§ **DESCRIPTION OF THE TASK**:
Go through the entries below and work out how many lines include "Output". Answer with the number only.
━━━ SOURCE DATA ━━━
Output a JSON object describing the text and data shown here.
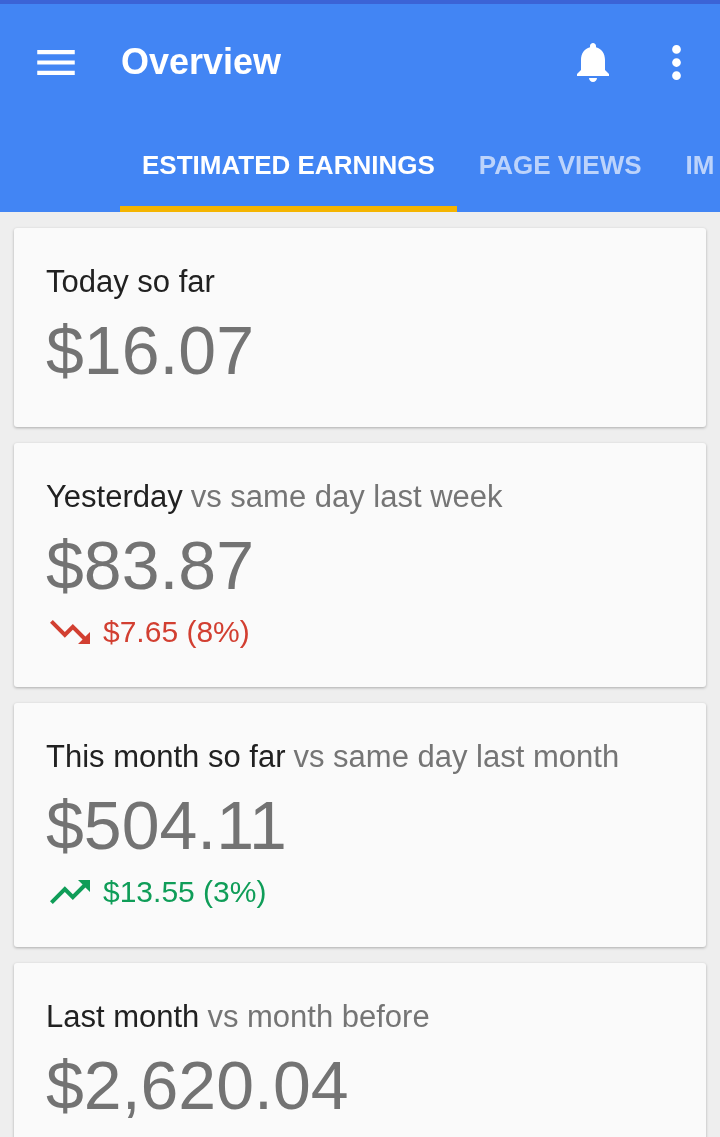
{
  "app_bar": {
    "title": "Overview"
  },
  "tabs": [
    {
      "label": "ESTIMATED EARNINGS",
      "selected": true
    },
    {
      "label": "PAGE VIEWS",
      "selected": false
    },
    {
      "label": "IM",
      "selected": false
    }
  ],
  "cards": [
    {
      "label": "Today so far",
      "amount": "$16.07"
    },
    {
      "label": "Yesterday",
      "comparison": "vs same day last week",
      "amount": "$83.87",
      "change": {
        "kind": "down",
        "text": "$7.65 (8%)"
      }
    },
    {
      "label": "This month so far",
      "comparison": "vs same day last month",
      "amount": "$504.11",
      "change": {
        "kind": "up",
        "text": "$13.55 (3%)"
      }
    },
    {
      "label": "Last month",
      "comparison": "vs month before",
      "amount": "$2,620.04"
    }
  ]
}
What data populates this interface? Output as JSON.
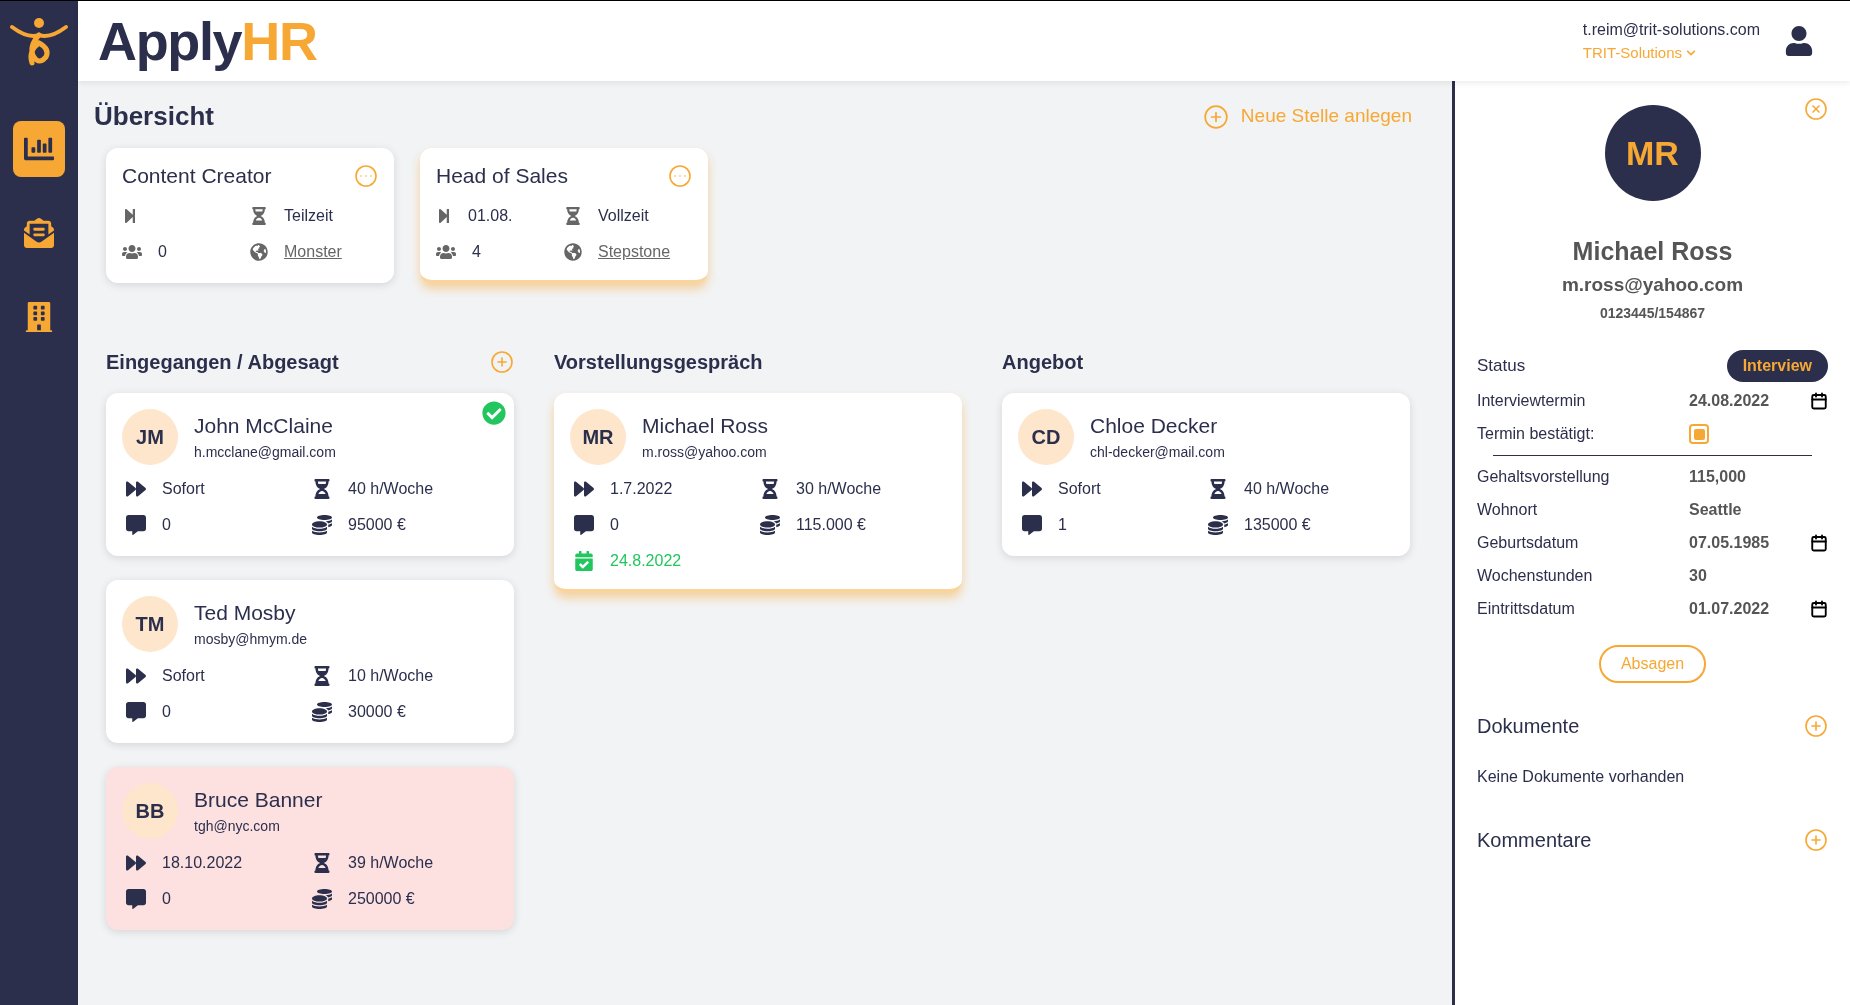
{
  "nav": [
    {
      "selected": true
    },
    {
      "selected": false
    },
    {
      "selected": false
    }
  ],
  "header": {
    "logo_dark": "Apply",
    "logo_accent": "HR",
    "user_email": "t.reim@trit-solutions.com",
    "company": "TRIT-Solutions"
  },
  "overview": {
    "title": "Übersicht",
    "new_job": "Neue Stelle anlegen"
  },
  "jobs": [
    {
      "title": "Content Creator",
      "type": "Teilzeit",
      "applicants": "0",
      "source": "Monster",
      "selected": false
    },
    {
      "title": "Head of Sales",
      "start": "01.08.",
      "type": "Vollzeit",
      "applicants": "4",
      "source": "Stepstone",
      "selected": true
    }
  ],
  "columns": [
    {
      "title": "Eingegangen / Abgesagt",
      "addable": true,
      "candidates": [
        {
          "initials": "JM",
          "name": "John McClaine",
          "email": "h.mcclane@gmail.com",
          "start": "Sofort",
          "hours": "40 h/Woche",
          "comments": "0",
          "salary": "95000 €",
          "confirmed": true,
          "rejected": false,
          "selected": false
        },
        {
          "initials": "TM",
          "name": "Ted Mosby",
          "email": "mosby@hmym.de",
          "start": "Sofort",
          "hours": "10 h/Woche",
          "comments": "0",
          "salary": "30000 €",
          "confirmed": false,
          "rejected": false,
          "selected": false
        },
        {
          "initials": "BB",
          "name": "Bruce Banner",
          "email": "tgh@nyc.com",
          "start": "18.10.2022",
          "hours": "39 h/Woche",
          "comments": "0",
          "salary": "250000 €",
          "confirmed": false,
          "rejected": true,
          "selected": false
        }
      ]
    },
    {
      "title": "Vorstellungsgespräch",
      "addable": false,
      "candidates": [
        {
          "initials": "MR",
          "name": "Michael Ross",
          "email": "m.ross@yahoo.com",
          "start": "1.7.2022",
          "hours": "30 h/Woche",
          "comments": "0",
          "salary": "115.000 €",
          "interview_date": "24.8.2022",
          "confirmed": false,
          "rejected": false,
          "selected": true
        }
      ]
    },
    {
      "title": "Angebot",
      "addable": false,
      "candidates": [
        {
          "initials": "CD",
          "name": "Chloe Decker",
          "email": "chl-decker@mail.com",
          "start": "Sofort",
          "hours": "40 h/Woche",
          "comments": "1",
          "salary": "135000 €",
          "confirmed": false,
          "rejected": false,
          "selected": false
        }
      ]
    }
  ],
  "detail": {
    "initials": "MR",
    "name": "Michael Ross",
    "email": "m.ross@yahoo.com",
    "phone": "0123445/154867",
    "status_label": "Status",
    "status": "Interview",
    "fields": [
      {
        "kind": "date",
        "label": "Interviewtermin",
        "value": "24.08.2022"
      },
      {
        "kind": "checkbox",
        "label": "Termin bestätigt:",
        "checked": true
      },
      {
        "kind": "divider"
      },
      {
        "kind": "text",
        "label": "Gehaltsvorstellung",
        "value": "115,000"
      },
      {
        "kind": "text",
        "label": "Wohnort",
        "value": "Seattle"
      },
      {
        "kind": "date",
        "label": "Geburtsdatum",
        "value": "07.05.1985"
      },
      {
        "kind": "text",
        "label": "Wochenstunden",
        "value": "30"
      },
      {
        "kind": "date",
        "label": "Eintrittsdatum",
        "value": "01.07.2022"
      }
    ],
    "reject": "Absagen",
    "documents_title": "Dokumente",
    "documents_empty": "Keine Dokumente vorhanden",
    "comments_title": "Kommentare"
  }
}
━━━
§ **ANSWER TO THIS TASK**:
2